I did not grow up in a house where fruit and vegetables were bottled each year. Mom didn’t learn to can until after I was 15 and we moved to Arizona. Our house had many fruit trees, including a few peach trees that produced prolifically each year. Never one to let anything go to waste, Mom enlisted the help of a neighbor and bottled up that fruit. A whole new world opened up for Mom, but I was too much a teenager to pay any attention to any details.
It wasn’t until my husband and I had bought our first house and settled into domesticity that I wanted to learn to bottle the bounty available to me in the Pacific Northwest. I had a sweet friend that invited me over to her house to help her can applesauce. Next I went over with cherries. Before long, I had bought myself not only a big boil bath canner, but also a pressure canner and TONS of jars. I planted a garden and a Ball Blue book. Learning to can fruit, vegetables and jam was the best move I ever made. At one point, my pantry shelves were filled with green beans, carrots, cherries, applesauce, tomatoes, dill pickle relish, pizza sauce and even cream of mushroom soup.
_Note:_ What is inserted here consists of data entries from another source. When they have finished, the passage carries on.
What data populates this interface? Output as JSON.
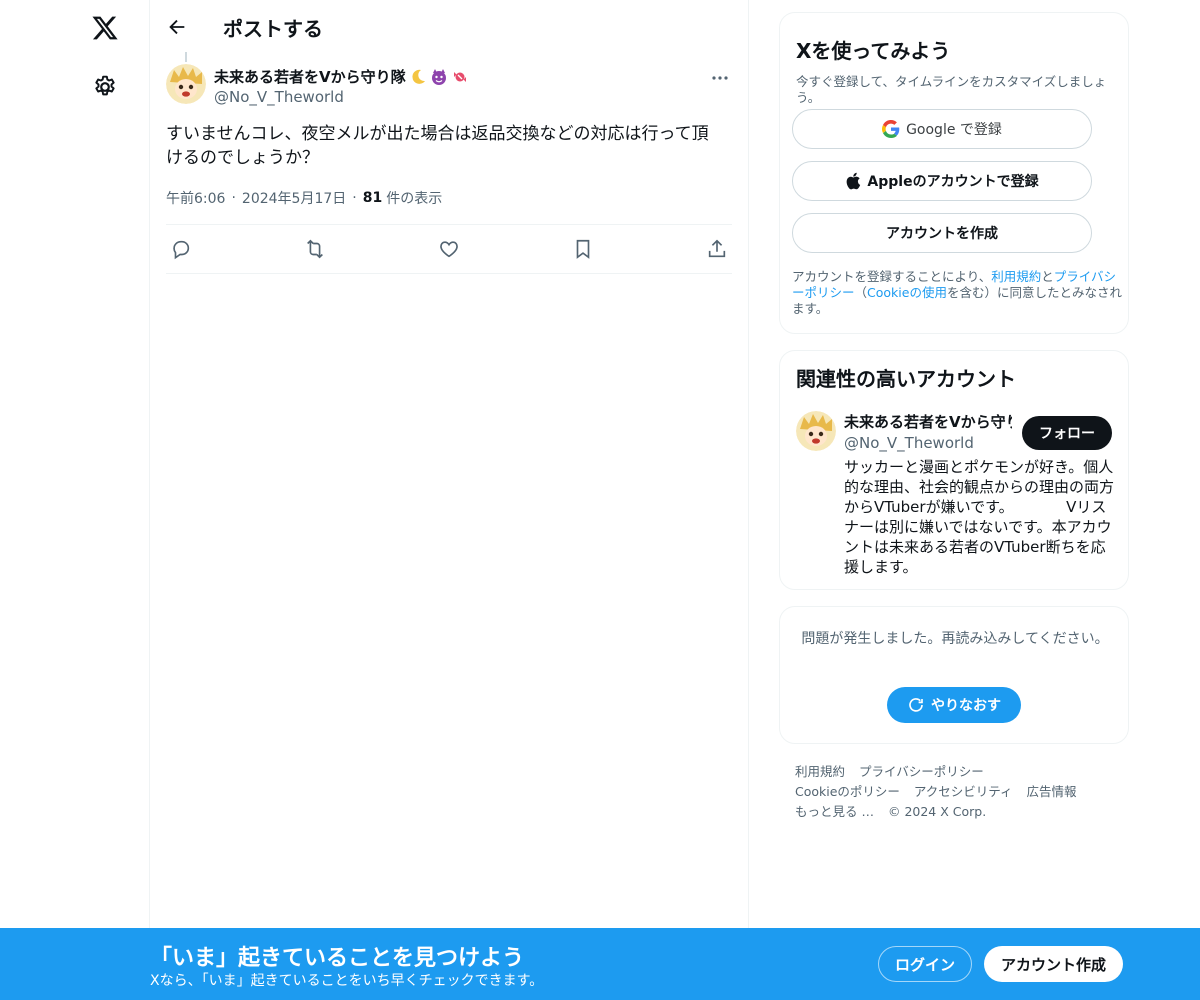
{
  "header": {
    "title": "ポストする"
  },
  "post": {
    "author_name": "未来ある若者をVから守り隊",
    "author_handle": "@No_V_Theworld",
    "text": "すいませんコレ、夜空メルが出た場合は返品交換などの対応は行って頂けるのでしょうか？",
    "time": "午前6:06",
    "date": "2024年5月17日",
    "views_count": "81",
    "views_label": "件の表示"
  },
  "signup_card": {
    "title": "Xを使ってみよう",
    "subtitle": "今すぐ登録して、タイムラインをカスタマイズしましょう。",
    "google_label": "Google で登録",
    "apple_label": "Appleのアカウントで登録",
    "create_label": "アカウントを作成",
    "legal_prefix": "アカウントを登録することにより、",
    "legal_terms": "利用規約",
    "legal_and": "と",
    "legal_privacy": "プライバシーポリシー",
    "legal_open": "（",
    "legal_cookie": "Cookieの使用",
    "legal_suffix": "を含む）に同意したとみなされます。"
  },
  "related_card": {
    "title": "関連性の高いアカウント",
    "name": "未来ある若者をVから守り隊",
    "handle": "@No_V_Theworld",
    "follow_label": "フォロー",
    "bio": "サッカーと漫画とポケモンが好き。個人的な理由、社会的観点からの理由の両方からVTuberが嫌いです。　　　　Vリスナーは別に嫌いではないです。本アカウントは未来ある若者のVTuber断ちを応援します。"
  },
  "error_card": {
    "message": "問題が発生しました。再読み込みしてください。",
    "retry_label": "やりなおす"
  },
  "footer": {
    "terms": "利用規約",
    "privacy": "プライバシーポリシー",
    "cookie": "Cookieのポリシー",
    "accessibility": "アクセシビリティ",
    "ads": "広告情報",
    "more": "もっと見る …",
    "copyright": "© 2024 X Corp."
  },
  "banner": {
    "title": "「いま」起きていることを見つけよう",
    "subtitle": "Xなら、「いま」起きていることをいち早くチェックできます。",
    "login_label": "ログイン",
    "signup_label": "アカウント作成"
  },
  "colors": {
    "accent": "#1d9bf0",
    "text": "#0f1419",
    "muted": "#536471"
  }
}
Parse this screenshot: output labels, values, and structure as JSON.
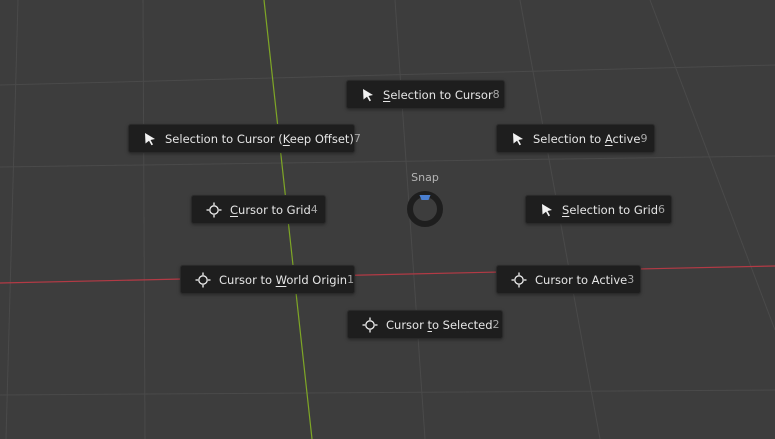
{
  "pie_menu": {
    "title": "Snap",
    "items": [
      {
        "pre": "",
        "ul": "S",
        "post": "election to Cursor",
        "shortcut": "8",
        "icon": "cursor-arrow-icon"
      },
      {
        "pre": "Selection to Cursor (",
        "ul": "K",
        "post": "eep Offset)",
        "shortcut": "7",
        "icon": "cursor-arrow-icon"
      },
      {
        "pre": "Selection to ",
        "ul": "A",
        "post": "ctive",
        "shortcut": "9",
        "icon": "cursor-arrow-icon"
      },
      {
        "pre": "",
        "ul": "C",
        "post": "ursor to Grid",
        "shortcut": "4",
        "icon": "3d-cursor-icon"
      },
      {
        "pre": "",
        "ul": "S",
        "post": "election to Grid",
        "shortcut": "6",
        "icon": "cursor-arrow-icon"
      },
      {
        "pre": "Cursor to ",
        "ul": "W",
        "post": "orld Origin",
        "shortcut": "1",
        "icon": "3d-cursor-icon"
      },
      {
        "pre": "Cursor to Active",
        "ul": "",
        "post": "",
        "shortcut": "3",
        "icon": "3d-cursor-icon"
      },
      {
        "pre": "Cursor ",
        "ul": "t",
        "post": "o Selected",
        "shortcut": "2",
        "icon": "3d-cursor-icon"
      }
    ]
  },
  "colors": {
    "background": "#3d3d3d",
    "grid_line": "#4a4a4a",
    "x_axis": "#b33a45",
    "y_axis": "#7ea626",
    "item_bg": "#1e1e1e",
    "pie_direction_indicator": "#4a7fd0"
  }
}
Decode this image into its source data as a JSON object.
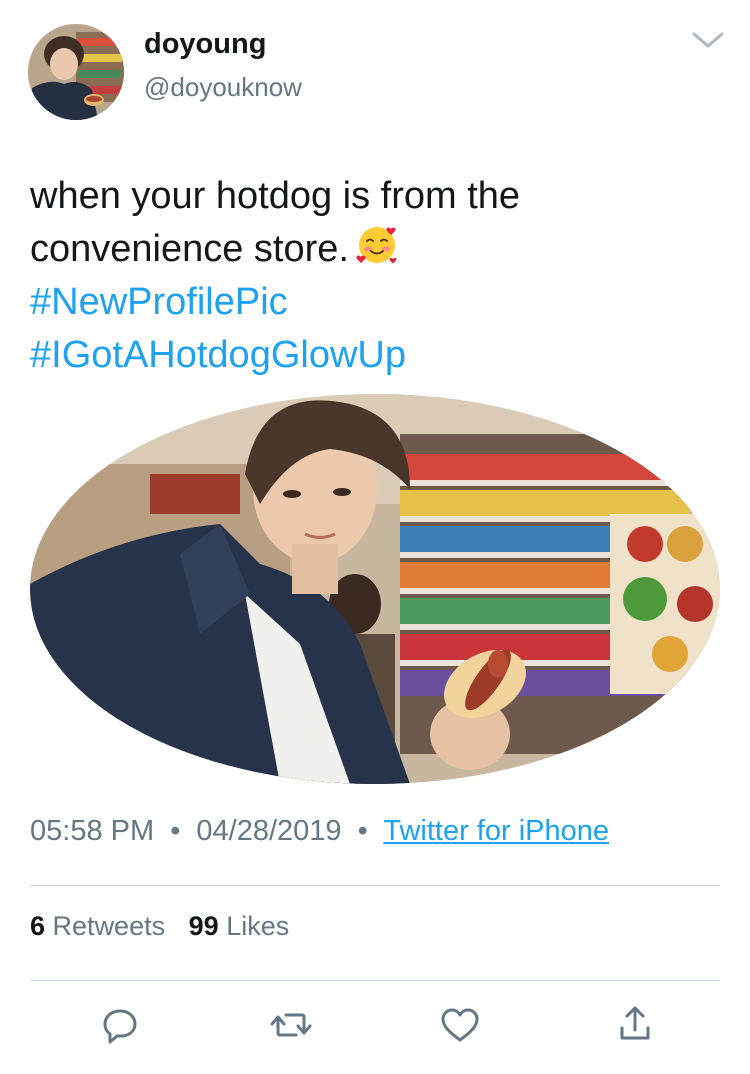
{
  "tweet": {
    "display_name": "doyoung",
    "handle": "@doyouknow",
    "text_line1": "when your hotdog is from the",
    "text_line2": "convenience store.",
    "emoji": "smiling-face-with-hearts",
    "hashtag1": "#NewProfilePic",
    "hashtag2": "#IGotAHotdogGlowUp"
  },
  "meta": {
    "time": "05:58 PM",
    "separator": "•",
    "date": "04/28/2019",
    "source": "Twitter for iPhone"
  },
  "stats": {
    "retweets_count": "6",
    "retweets_label": "Retweets",
    "likes_count": "99",
    "likes_label": "Likes"
  },
  "actions": [
    "reply-icon",
    "retweet-icon",
    "like-icon",
    "share-icon"
  ],
  "colors": {
    "link": "#1da1f2",
    "secondary_text": "#657786",
    "primary_text": "#14171a",
    "divider": "#ccd6dd",
    "icon": "#657786"
  }
}
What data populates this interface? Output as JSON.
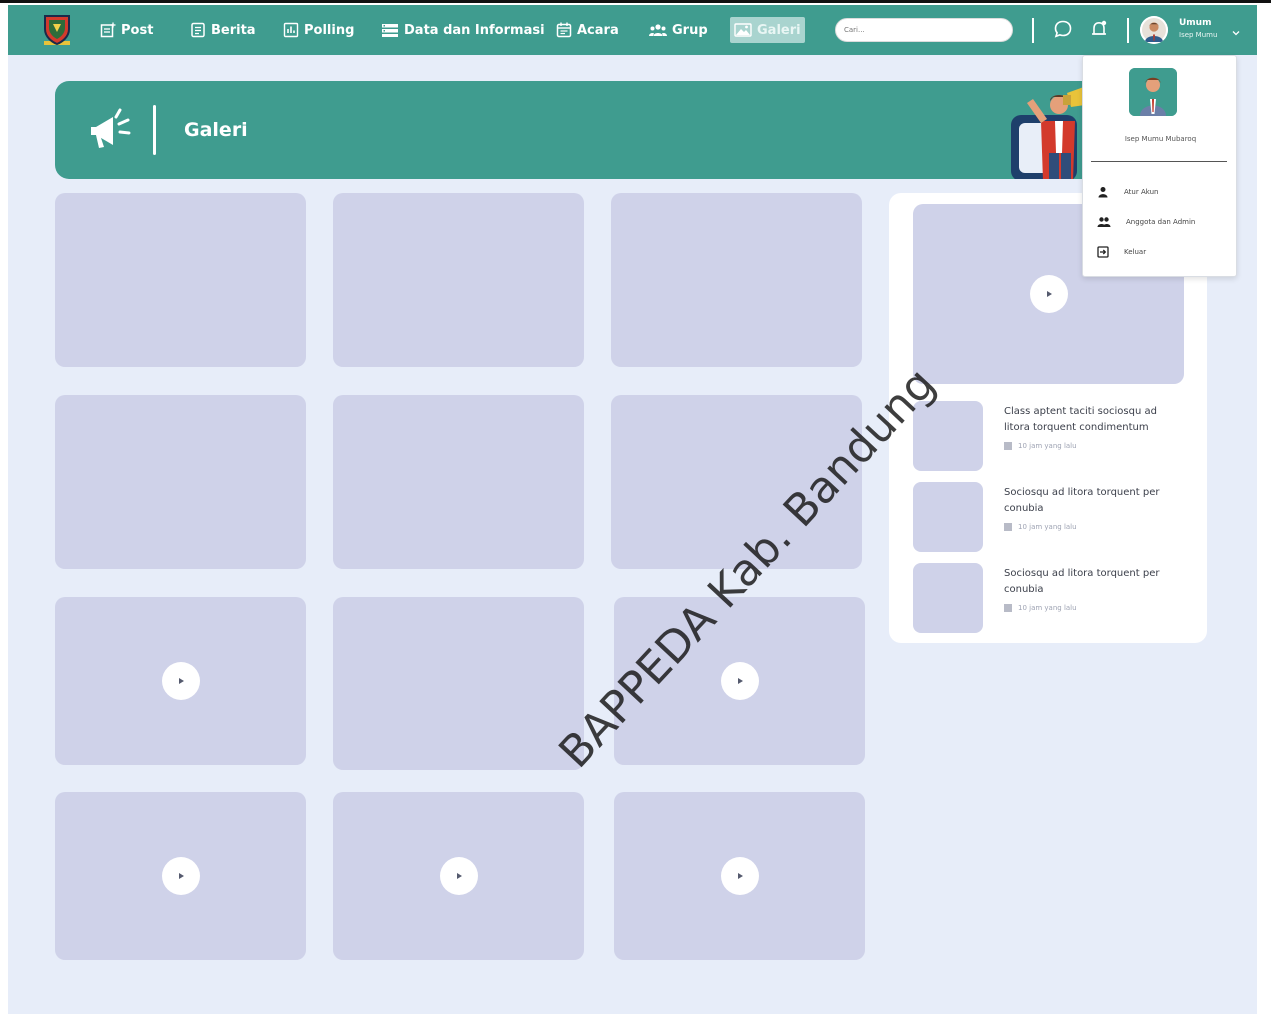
{
  "nav": {
    "items": [
      {
        "label": "Post",
        "icon": "post-icon"
      },
      {
        "label": "Berita",
        "icon": "news-icon"
      },
      {
        "label": "Polling",
        "icon": "polling-icon"
      },
      {
        "label": "Data dan Informasi",
        "icon": "database-icon"
      },
      {
        "label": "Acara",
        "icon": "calendar-icon"
      },
      {
        "label": "Grup",
        "icon": "group-icon"
      },
      {
        "label": "Galeri",
        "icon": "image-icon",
        "active": true
      }
    ],
    "search_placeholder": "Cari...",
    "user_role": "Umum",
    "user_name": "Isep Mumu"
  },
  "banner": {
    "title": "Galeri"
  },
  "gallery": {
    "tiles": [
      {
        "video": false
      },
      {
        "video": false
      },
      {
        "video": false
      },
      {
        "video": false
      },
      {
        "video": false
      },
      {
        "video": false
      },
      {
        "video": true
      },
      {
        "video": false
      },
      {
        "video": true
      },
      {
        "video": true
      },
      {
        "video": true
      },
      {
        "video": true
      }
    ]
  },
  "side": {
    "main_video": true,
    "items": [
      {
        "title": "Class aptent taciti sociosqu ad litora torquent condimentum",
        "time": "10 jam yang lalu"
      },
      {
        "title": "Sociosqu ad litora torquent per conubia",
        "time": "10 jam yang lalu"
      },
      {
        "title": "Sociosqu ad litora torquent per conubia",
        "time": "10 jam yang lalu"
      }
    ]
  },
  "dropdown": {
    "name": "Isep Mumu Mubaroq",
    "items": [
      {
        "label": "Atur Akun",
        "icon": "user-icon"
      },
      {
        "label": "Anggota dan Admin",
        "icon": "users-icon"
      },
      {
        "label": "Keluar",
        "icon": "logout-icon"
      }
    ]
  },
  "watermark": "BAPPEDA Kab. Bandung",
  "colors": {
    "primary": "#3f9c8f",
    "background": "#e7edf9",
    "placeholder": "#cfd2e9"
  }
}
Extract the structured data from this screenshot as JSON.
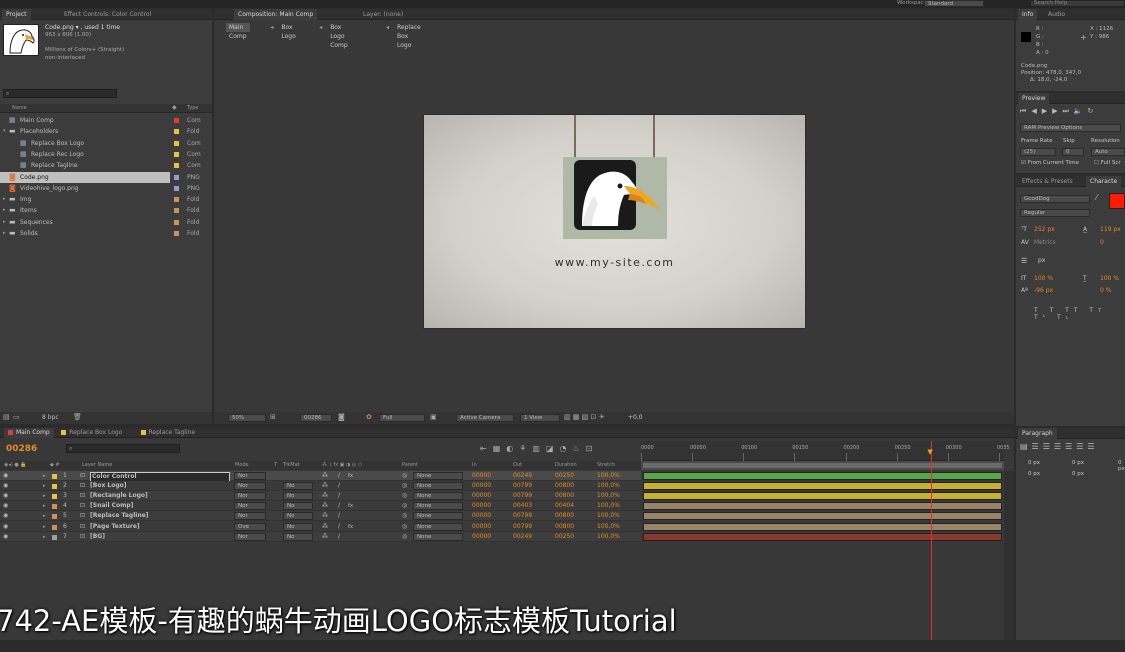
{
  "topbar": {
    "workspace_label": "Workspace:",
    "workspace_value": "Standard",
    "search_placeholder": "Search Help"
  },
  "left_panel": {
    "tabs": {
      "project": "Project",
      "effect_controls": "Effect Controls: Color Control"
    },
    "asset": {
      "name": "Code.png ▾ , used 1 time",
      "dims": "963 x 806 (1.00)",
      "colors": "Millions of Colors+ (Straight)",
      "interlace": "non-interlaced"
    },
    "headers": {
      "name": "Name",
      "type": "Type"
    },
    "items": [
      {
        "label": "Main Comp",
        "type": "Com",
        "color": "#e23a3a",
        "indent": 0,
        "kind": "comp"
      },
      {
        "label": "Placeholders",
        "type": "Fold",
        "color": "#e8c23a",
        "indent": 0,
        "kind": "folder",
        "open": true
      },
      {
        "label": "Replace Box Logo",
        "type": "Com",
        "color": "#e8c23a",
        "indent": 1,
        "kind": "comp"
      },
      {
        "label": "Replace Rec Logo",
        "type": "Com",
        "color": "#e8c23a",
        "indent": 1,
        "kind": "comp"
      },
      {
        "label": "Replace Tagline",
        "type": "Com",
        "color": "#e8c23a",
        "indent": 1,
        "kind": "comp"
      },
      {
        "label": "Code.png",
        "type": "PNG",
        "color": "#9a9ad0",
        "indent": 0,
        "kind": "file",
        "selected": true
      },
      {
        "label": "Videohive_logo.png",
        "type": "PNG",
        "color": "#9a9ad0",
        "indent": 0,
        "kind": "file"
      },
      {
        "label": "Img",
        "type": "Fold",
        "color": "#c8925a",
        "indent": 0,
        "kind": "folder"
      },
      {
        "label": "Items",
        "type": "Fold",
        "color": "#c8925a",
        "indent": 0,
        "kind": "folder"
      },
      {
        "label": "Sequences",
        "type": "Fold",
        "color": "#c8925a",
        "indent": 0,
        "kind": "folder"
      },
      {
        "label": "Solids",
        "type": "Fold",
        "color": "#c8925a",
        "indent": 0,
        "kind": "folder"
      }
    ],
    "bpc": "8 bpc"
  },
  "comp_panel": {
    "tabs": {
      "composition": "Composition: Main Comp",
      "layer": "Layer: (none)"
    },
    "breadcrumbs": [
      "Main Comp",
      "Box Logo",
      "Box Logo Comp",
      "Replace Box Logo"
    ],
    "site_text": "www.my-site.com",
    "toolbar": {
      "zoom": "50%",
      "timecode": "00286",
      "quality": "Full",
      "camera": "Active Camera",
      "view": "1 View",
      "exposure": "+0,0"
    }
  },
  "info_panel": {
    "tabs": {
      "info": "Info",
      "audio": "Audio"
    },
    "rgb": [
      "R :",
      "G :",
      "B :",
      "A : 0"
    ],
    "xy": [
      "X : 1126",
      "Y : 986"
    ],
    "file": "Code.png",
    "position": "Position: 478,0, 347,0",
    "delta": "Δ: 18,0, -24,0"
  },
  "preview_panel": {
    "tab": "Preview",
    "ram": "RAM Preview Options",
    "labels": {
      "frame_rate": "Frame Rate",
      "skip": "Skip",
      "resolution": "Resolution"
    },
    "values": {
      "frame_rate": "(25)",
      "skip": "0",
      "resolution": "Auto"
    },
    "from_current": "From Current Time",
    "full_screen": "Full Scr"
  },
  "character_panel": {
    "tabs": {
      "effects": "Effects & Presets",
      "character": "Characte"
    },
    "font": "GoodDog",
    "style": "Regular",
    "size": "252 px",
    "leading": "119 px",
    "kerning": "Metrics",
    "tracking": "0",
    "stroke": "px",
    "vscale": "100 %",
    "hscale": "100 %",
    "baseline": "-96 px",
    "tsume": "0 %",
    "color": "#ff1a00"
  },
  "paragraph_panel": {
    "tab": "Paragraph",
    "indent_values": [
      "0 px",
      "0 px",
      "0 px",
      "0 px",
      "0 px"
    ]
  },
  "timeline": {
    "tabs": [
      "Main Comp",
      "Replace Box Logo",
      "Replace Tagline"
    ],
    "timecode": "00286",
    "headers": {
      "layer_name": "Layer Name",
      "mode": "Mode",
      "t": "T",
      "trkmat": "TrkMat",
      "parent": "Parent",
      "in": "In",
      "out": "Out",
      "duration": "Duration",
      "stretch": "Stretch"
    },
    "ruler": [
      "0000",
      "00050",
      "00100",
      "00150",
      "00200",
      "00250",
      "00300",
      "0035"
    ],
    "playhead_frac": 0.8,
    "layers": [
      {
        "num": "1",
        "name": "Color Control",
        "mode": "Nor",
        "trkmat": "",
        "parent": "None",
        "in": "00000",
        "out": "00249",
        "duration": "00250",
        "stretch": "100,0%",
        "color": "#e8c23a",
        "bar": "#59a64a",
        "fx": true,
        "selected": true
      },
      {
        "num": "2",
        "name": "[Box Logo]",
        "mode": "Nor",
        "trkmat": "No",
        "parent": "None",
        "in": "00000",
        "out": "00799",
        "duration": "00800",
        "stretch": "100,0%",
        "color": "#e8c23a",
        "bar": "#c9b02e",
        "fx": false
      },
      {
        "num": "3",
        "name": "[Rectangle Logo]",
        "mode": "Nor",
        "trkmat": "No",
        "parent": "None",
        "in": "00000",
        "out": "00799",
        "duration": "00800",
        "stretch": "100,0%",
        "color": "#e8c23a",
        "bar": "#c9b02e",
        "fx": false
      },
      {
        "num": "4",
        "name": "[Snail Comp]",
        "mode": "Nor",
        "trkmat": "No",
        "parent": "None",
        "in": "00000",
        "out": "00403",
        "duration": "00404",
        "stretch": "100,0%",
        "color": "#c8925a",
        "bar": "#9a8468",
        "fx": true
      },
      {
        "num": "5",
        "name": "[Replace Tagline]",
        "mode": "Nor",
        "trkmat": "No",
        "parent": "None",
        "in": "00000",
        "out": "00799",
        "duration": "00800",
        "stretch": "100,0%",
        "color": "#c8925a",
        "bar": "#9a8468",
        "fx": false
      },
      {
        "num": "6",
        "name": "[Page Texture]",
        "mode": "Ove",
        "trkmat": "No",
        "parent": "None",
        "in": "00000",
        "out": "00799",
        "duration": "00800",
        "stretch": "100,0%",
        "color": "#c8925a",
        "bar": "#9a8468",
        "fx": true
      },
      {
        "num": "7",
        "name": "[BG]",
        "mode": "Nor",
        "trkmat": "No",
        "parent": "None",
        "in": "00000",
        "out": "00249",
        "duration": "00250",
        "stretch": "100,0%",
        "color": "#a0a0a0",
        "bar": "#8a3a2c",
        "fx": false
      }
    ]
  },
  "subtitle": "742-AE模板-有趣的蜗牛动画LOGO标志模板Tutorial"
}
Since my move to FL last summer, I have not replenished my shelves. I left almost all of my mason jars with my mom in Arizona and have had to start over from scratch. I decided it was about time that I shared an incredibly economical way to can dry beans. There is no precooking involved; no slicing and dicing. Simply fill the jars with beans and salt, followed by boiling water and pressure them to seal. Once done, I can simply open a jar and have fully cooked beans ready for any recipe for a fraction of the cost of store bought canned beans. You can season them in any way you choose. For ease, this time I simply canned them plain.
- 7 cup dried beans
- 7 tsp salt
- boiling water
- Line up 7 clean 1 quart sized mason jars.
- Fill each jar with 1 cup of dried beans (any kind).
- Add 1 tsp salt to each jar.
- Fill the jars with boiling water, leaving 1 inch head space
- Attach brand new seals and rings.
- Place in pressure canner
- Close pressure canner and following instructions for your elevation, cook for 75 minutes.
- Remove canner from heat and let cool until the pressure indicator falls back into place
- Remove jars from pot and let cool on counter.